▶ _Required action_:
Every record must appear in the answer exactly as it stands.

====================

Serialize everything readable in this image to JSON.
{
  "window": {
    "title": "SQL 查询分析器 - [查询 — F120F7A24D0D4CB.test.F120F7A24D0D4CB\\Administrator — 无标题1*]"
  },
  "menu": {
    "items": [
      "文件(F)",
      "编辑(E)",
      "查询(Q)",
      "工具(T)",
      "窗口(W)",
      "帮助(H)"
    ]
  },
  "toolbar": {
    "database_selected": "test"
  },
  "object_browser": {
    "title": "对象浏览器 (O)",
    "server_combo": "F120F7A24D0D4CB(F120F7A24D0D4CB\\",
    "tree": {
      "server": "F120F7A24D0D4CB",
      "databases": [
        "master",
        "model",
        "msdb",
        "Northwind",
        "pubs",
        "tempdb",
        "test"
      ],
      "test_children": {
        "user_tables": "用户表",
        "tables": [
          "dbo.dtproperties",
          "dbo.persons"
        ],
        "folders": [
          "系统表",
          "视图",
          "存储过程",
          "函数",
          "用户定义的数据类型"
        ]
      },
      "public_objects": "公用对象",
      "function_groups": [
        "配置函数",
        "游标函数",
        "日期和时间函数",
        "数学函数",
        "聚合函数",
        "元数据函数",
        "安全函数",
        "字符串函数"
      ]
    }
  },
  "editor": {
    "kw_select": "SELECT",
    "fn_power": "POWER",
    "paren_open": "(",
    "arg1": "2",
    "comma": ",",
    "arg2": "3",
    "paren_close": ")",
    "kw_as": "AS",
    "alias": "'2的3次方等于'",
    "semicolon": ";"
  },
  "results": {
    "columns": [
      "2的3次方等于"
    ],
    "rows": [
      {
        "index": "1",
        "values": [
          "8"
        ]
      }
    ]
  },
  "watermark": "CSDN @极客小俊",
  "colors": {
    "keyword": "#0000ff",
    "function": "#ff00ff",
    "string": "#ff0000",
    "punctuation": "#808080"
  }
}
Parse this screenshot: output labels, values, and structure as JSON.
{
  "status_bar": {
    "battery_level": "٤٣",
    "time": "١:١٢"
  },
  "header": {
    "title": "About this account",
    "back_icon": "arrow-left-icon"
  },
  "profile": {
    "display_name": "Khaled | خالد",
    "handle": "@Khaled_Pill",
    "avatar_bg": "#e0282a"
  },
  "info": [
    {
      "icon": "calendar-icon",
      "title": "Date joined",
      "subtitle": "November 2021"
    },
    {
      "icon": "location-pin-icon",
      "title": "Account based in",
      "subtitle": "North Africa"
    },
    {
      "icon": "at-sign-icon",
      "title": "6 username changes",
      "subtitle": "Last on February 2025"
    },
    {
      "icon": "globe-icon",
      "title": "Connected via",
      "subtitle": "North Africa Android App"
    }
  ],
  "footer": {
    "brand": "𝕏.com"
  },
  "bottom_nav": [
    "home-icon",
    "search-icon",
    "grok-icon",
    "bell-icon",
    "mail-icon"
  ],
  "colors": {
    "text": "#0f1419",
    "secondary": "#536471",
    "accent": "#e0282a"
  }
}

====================

▶ _Result of the exercise_:
Serialize everything readable in this image to JSON.
{
  "window": {
    "title": "SQL 查询分析器 - [查询 — F120F7A24D0D4CB.test.F120F7A24D0D4CB\\Administrator — 无标题1*]"
  },
  "menu": {
    "items": [
      "文件(F)",
      "编辑(E)",
      "查询(Q)",
      "工具(T)",
      "窗口(W)",
      "帮助(H)"
    ]
  },
  "toolbar": {
    "database_selected": "test"
  },
  "object_browser": {
    "title": "对象浏览器 (O)",
    "server_combo": "F120F7A24D0D4CB(F120F7A24D0D4CB\\",
    "tree": {
      "server": "F120F7A24D0D4CB",
      "databases": [
        "master",
        "model",
        "msdb",
        "Northwind",
        "pubs",
        "tempdb",
        "test"
      ],
      "test_children": {
        "user_tables": "用户表",
        "tables": [
          "dbo.dtproperties",
          "dbo.persons"
        ],
        "folders": [
          "系统表",
          "视图",
          "存储过程",
          "函数",
          "用户定义的数据类型"
        ]
      },
      "public_objects": "公用对象",
      "function_groups": [
        "配置函数",
        "游标函数",
        "日期和时间函数",
        "数学函数",
        "聚合函数",
        "元数据函数",
        "安全函数",
        "字符串函数"
      ]
    }
  },
  "editor": {
    "kw_select": "SELECT",
    "fn_power": "POWER",
    "paren_open": "(",
    "arg1": "2",
    "comma": ",",
    "arg2": "3",
    "paren_close": ")",
    "kw_as": "AS",
    "alias": "'2的3次方等于'",
    "semicolon": ";"
  },
  "results": {
    "columns": [
      "2的3次方等于"
    ],
    "rows": [
      {
        "index": "1",
        "values": [
          "8"
        ]
      }
    ]
  },
  "watermark": "CSDN @极客小俊",
  "colors": {
    "keyword": "#0000ff",
    "function": "#ff00ff",
    "string": "#ff0000",
    "punctuation": "#808080"
  }
}
Parse this screenshot: output labels, values, and structure as JSON.
{
  "status_bar": {
    "battery_level": "٤٣",
    "time": "١:١٢"
  },
  "header": {
    "title": "About this account",
    "back_icon": "arrow-left-icon"
  },
  "profile": {
    "display_name": "Khaled | خالد",
    "handle": "@Khaled_Pill",
    "avatar_bg": "#e0282a"
  },
  "info": [
    {
      "icon": "calendar-icon",
      "title": "Date joined",
      "subtitle": "November 2021"
    },
    {
      "icon": "location-pin-icon",
      "title": "Account based in",
      "subtitle": "North Africa"
    },
    {
      "icon": "at-sign-icon",
      "title": "6 username changes",
      "subtitle": "Last on February 2025"
    },
    {
      "icon": "globe-icon",
      "title": "Connected via",
      "subtitle": "North Africa Android App"
    }
  ],
  "footer": {
    "brand": "𝕏.com"
  },
  "bottom_nav": [
    "home-icon",
    "search-icon",
    "grok-icon",
    "bell-icon",
    "mail-icon"
  ],
  "colors": {
    "text": "#0f1419",
    "secondary": "#536471",
    "accent": "#e0282a"
  }
}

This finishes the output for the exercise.